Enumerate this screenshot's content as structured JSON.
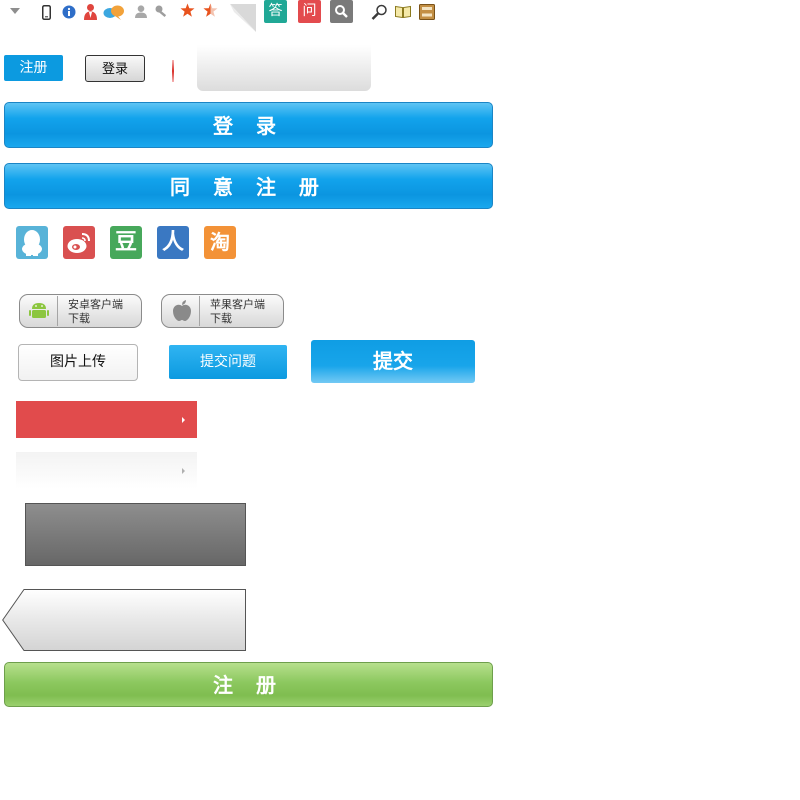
{
  "icon_bar": {
    "icons": [
      "dropdown-triangle-icon",
      "mobile-phone-icon",
      "info-icon",
      "user-icon",
      "chat-bubbles-icon",
      "person-icon",
      "key-icon",
      "star-icon",
      "half-star-icon",
      "page-corner-icon",
      "answer-badge-icon",
      "question-badge-icon",
      "search-badge-icon",
      "magnifier-icon",
      "open-book-icon",
      "bookshelf-icon"
    ],
    "answer_badge_label": "答",
    "question_badge_label": "问"
  },
  "buttons": {
    "register_small": "注册",
    "login_small": "登录",
    "login_wide": "登 录",
    "agree_register": "同 意 注 册",
    "upload_image": "图片上传",
    "submit_question": "提交问题",
    "submit": "提交",
    "register_wide": "注 册"
  },
  "social_login": {
    "icons": [
      "qq-icon",
      "weibo-icon",
      "douban-icon",
      "renren-icon",
      "taobao-icon"
    ],
    "douban_glyph": "豆",
    "renren_glyph": "人",
    "taobao_glyph": "淘"
  },
  "app_downloads": {
    "android": "安卓客户端\n下载",
    "ios": "苹果客户端\n下载"
  },
  "colors": {
    "primary_blue": "#0c9ae0",
    "register_green": "#8cc85f",
    "alert_red": "#e14b4c",
    "qq": "#58b3d8",
    "weibo": "#d95050",
    "douban": "#47a85b",
    "renren": "#3a78c2",
    "taobao": "#f39237"
  }
}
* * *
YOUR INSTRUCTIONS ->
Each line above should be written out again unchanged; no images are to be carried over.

RESULT OF THIS TASK ->
Enumerate this screenshot's content as structured JSON.
{
  "icon_bar": {
    "icons": [
      "dropdown-triangle-icon",
      "mobile-phone-icon",
      "info-icon",
      "user-icon",
      "chat-bubbles-icon",
      "person-icon",
      "key-icon",
      "star-icon",
      "half-star-icon",
      "page-corner-icon",
      "answer-badge-icon",
      "question-badge-icon",
      "search-badge-icon",
      "magnifier-icon",
      "open-book-icon",
      "bookshelf-icon"
    ],
    "answer_badge_label": "答",
    "question_badge_label": "问"
  },
  "buttons": {
    "register_small": "注册",
    "login_small": "登录",
    "login_wide": "登 录",
    "agree_register": "同 意 注 册",
    "upload_image": "图片上传",
    "submit_question": "提交问题",
    "submit": "提交",
    "register_wide": "注 册"
  },
  "social_login": {
    "icons": [
      "qq-icon",
      "weibo-icon",
      "douban-icon",
      "renren-icon",
      "taobao-icon"
    ],
    "douban_glyph": "豆",
    "renren_glyph": "人",
    "taobao_glyph": "淘"
  },
  "app_downloads": {
    "android": "安卓客户端\n下载",
    "ios": "苹果客户端\n下载"
  },
  "colors": {
    "primary_blue": "#0c9ae0",
    "register_green": "#8cc85f",
    "alert_red": "#e14b4c",
    "qq": "#58b3d8",
    "weibo": "#d95050",
    "douban": "#47a85b",
    "renren": "#3a78c2",
    "taobao": "#f39237"
  }
}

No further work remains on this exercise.